··· Data to process ···

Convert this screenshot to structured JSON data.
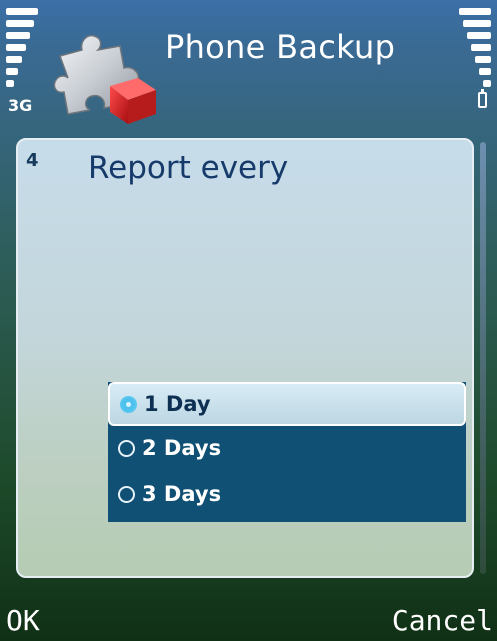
{
  "status": {
    "network": "3G"
  },
  "app": {
    "title": "Phone Backup",
    "icon": "puzzle-backup-icon"
  },
  "wizard": {
    "step": "4",
    "prompt": "Report every",
    "options": [
      {
        "label": "1 Day",
        "selected": true
      },
      {
        "label": "2 Days",
        "selected": false
      },
      {
        "label": "3 Days",
        "selected": false
      }
    ]
  },
  "softkeys": {
    "left": "OK",
    "right": "Cancel"
  },
  "colors": {
    "accent": "#4ec2ef",
    "list_bg": "#0f5074",
    "panel_text": "#163a6a"
  }
}
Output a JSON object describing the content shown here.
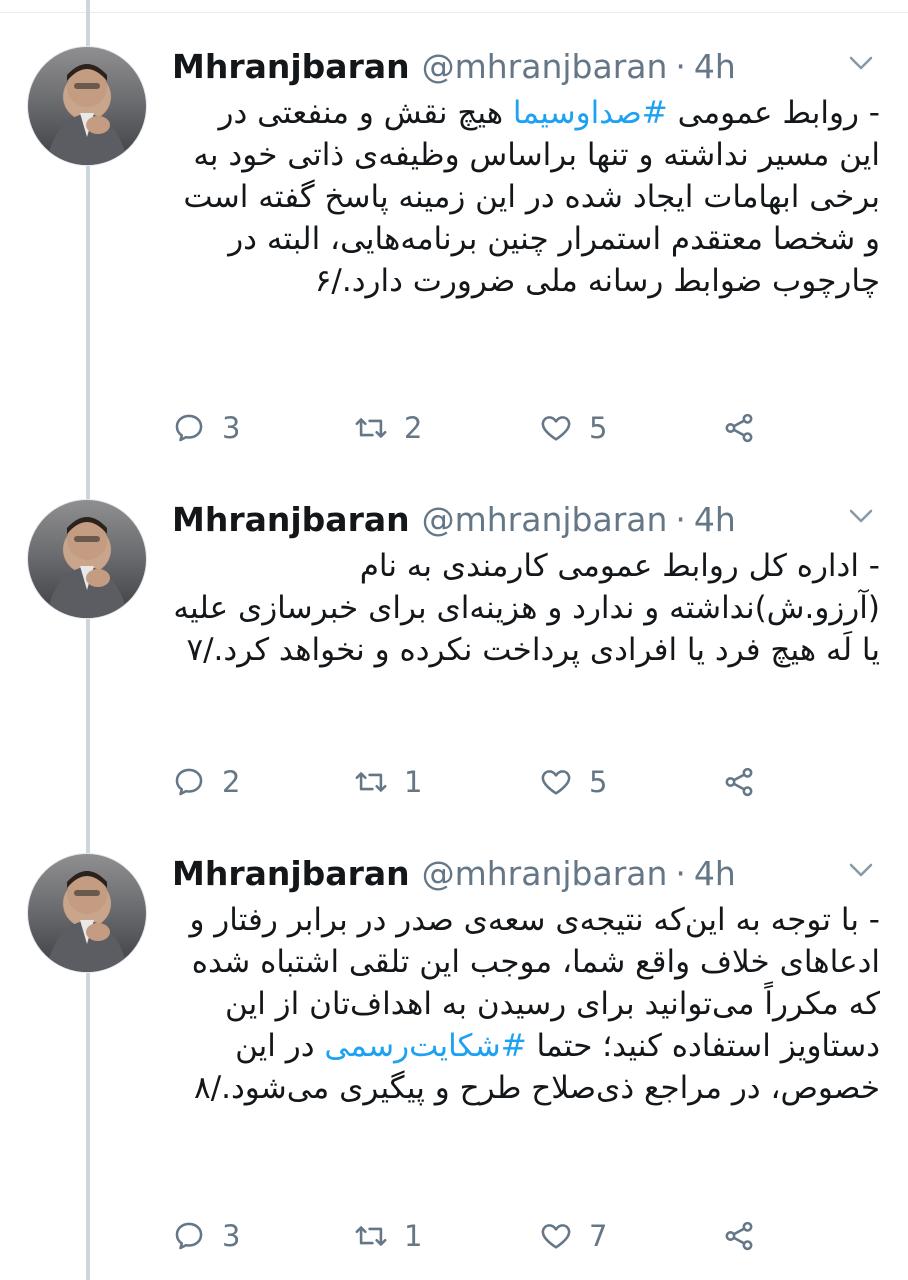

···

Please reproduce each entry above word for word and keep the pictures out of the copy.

Task response -
Convert this screenshot to structured JSON data.
{
  "status": {
    "network": "3G"
  },
  "app": {
    "title": "Phone Backup",
    "icon": "puzzle-backup-icon"
  },
  "wizard": {
    "step": "4",
    "prompt": "Report every",
    "options": [
      {
        "label": "1 Day",
        "selected": true
      },
      {
        "label": "2 Days",
        "selected": false
      },
      {
        "label": "3 Days",
        "selected": false
      }
    ]
  },
  "softkeys": {
    "left": "OK",
    "right": "Cancel"
  },
  "colors": {
    "accent": "#4ec2ef",
    "list_bg": "#0f5074",
    "panel_text": "#163a6a"
  }
}
Output a JSON object describing the content shown here.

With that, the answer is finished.